As quads (ATVs) continue to be the most targeted choice for many thieves, with about 380 stolen per year according to police figurers, a Welsh hill farmer has come up with a patented security device to make thieves think twice.
Called Quad Vice, the stand alone immobiliser employs a novel clamping system which takes just over 10 seconds to engage, preventing any make or model being ridden or wheeled away, says its creator.
Gareth Davies, of Wernlas Farm, Penderyn, on the edge of the Brecon Beacons National Park, developed the idea after experimenting with a number of prototypes with the final version now being manufactured and marketed locally.

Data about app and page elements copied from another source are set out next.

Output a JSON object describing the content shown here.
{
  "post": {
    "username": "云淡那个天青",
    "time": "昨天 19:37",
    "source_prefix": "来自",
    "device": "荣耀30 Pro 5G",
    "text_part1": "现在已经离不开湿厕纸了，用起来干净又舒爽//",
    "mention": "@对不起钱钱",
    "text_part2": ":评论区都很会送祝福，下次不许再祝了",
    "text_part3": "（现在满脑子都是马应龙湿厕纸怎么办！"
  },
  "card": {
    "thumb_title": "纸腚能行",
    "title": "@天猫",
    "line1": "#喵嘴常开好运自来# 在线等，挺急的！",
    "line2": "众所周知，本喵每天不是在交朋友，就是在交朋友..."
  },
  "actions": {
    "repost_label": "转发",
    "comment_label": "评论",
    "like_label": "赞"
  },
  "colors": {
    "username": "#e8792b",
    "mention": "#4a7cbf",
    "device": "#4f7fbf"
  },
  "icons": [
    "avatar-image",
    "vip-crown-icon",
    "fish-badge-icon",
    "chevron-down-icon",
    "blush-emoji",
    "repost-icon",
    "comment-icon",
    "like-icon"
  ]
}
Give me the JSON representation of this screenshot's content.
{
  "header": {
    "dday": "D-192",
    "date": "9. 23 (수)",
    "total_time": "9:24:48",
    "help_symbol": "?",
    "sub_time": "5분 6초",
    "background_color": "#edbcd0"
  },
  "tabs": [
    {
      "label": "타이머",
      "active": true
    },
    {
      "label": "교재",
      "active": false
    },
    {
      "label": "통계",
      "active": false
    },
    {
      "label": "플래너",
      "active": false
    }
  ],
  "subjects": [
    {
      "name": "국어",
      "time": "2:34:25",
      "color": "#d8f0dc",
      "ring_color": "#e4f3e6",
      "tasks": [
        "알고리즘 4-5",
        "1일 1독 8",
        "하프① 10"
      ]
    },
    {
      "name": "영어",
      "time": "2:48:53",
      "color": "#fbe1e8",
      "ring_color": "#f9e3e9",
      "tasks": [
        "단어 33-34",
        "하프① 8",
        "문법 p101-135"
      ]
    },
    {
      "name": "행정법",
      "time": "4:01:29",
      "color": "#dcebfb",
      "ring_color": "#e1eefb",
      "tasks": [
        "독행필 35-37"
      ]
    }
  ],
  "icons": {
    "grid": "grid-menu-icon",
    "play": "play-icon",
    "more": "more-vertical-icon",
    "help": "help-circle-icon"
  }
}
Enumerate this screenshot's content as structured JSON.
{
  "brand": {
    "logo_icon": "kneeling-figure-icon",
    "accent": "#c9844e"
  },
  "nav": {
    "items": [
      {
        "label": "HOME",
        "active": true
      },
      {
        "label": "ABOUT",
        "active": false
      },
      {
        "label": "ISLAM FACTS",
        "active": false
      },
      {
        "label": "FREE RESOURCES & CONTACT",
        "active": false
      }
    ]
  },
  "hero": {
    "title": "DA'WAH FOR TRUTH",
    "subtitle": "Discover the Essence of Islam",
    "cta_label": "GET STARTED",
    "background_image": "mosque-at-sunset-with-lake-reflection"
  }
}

The device consists of a heavy steel platform onto which an ATV can be driven. Via rolling road-type rollers, the back wheel of the quad can then be used to drive the rollers, which in turn screw wheel clamps in or out of position.
Fully adaptable for any width of bike and wheel size, the clamps grip the wheels and lock them in place, being further secured by two key operated bolts which slot into the platform base. In their raised position the platform’s ramps are also lockable.
Variable quad lengths are also catered for by a moveable bar at the front of the device, fitted with tamper proof bolts – though any forward movement is prevented by the grip of the wheel clamps, with the only exit being backwards. Exit is only possible by unlocking the four locks and using the quads’ rear wheels to power out the clamps.
The weight of the platform with a quad bike on-board makes any physical removal virtually impossible, says Mr Davies. “The only maintenance requirement is the occasional greasing of the two screws.”
For more information on the Quad Vice call 01685 379777 or e-mail firstname.lastname@example.org
One of the first customers of the Quad Vice is South Wales Valleys sheep farmer, Dilwyn John, who has lost no fewer than five quads in recent years.
None have gone missing since he bought one of only half a dozen of the devices which have so far been manufactured with a price tag of £1,500 plus VAT, though this could be reduced if produced in quantity, says the manufacturer.
“Personally I regard the outlay as value for money considering that although the insurance will pay out on the insured amount, that does not cover what is usually a £100 excess charge and then there is the cost balance of purchasing a new replacement bike. That could be several thousand pounds, not to mention the inconvenience of being without one,” says Mr John.
“The build quality is such that I see it as a lifetime investment that will hopefully put an end to my quad thefts.
“Chains and locked barn doors have proved to be no deterrents in the past and in many instances bikes have gone missing from outside the farmhouse during meal breaks, when for convenience they have not been chained up.”
Away from his workshop and the third generation to farm the 47ha (116 acres) upland holding, Mr Davies keeps 250 outdoor lambing South Wales Mountain type ewes alongside pedigree Welsh Black and rare Whitebred Shorthorn cattle.
While keeping some of both breeds pure, a Whitebred Shorthorn bull is also being used on the Blacks to produce Blue Grey calves of the type more commonly found in the North of England.
Heifer calves are finding a ready market locally, with the steers obtaining Morrisons premium prices.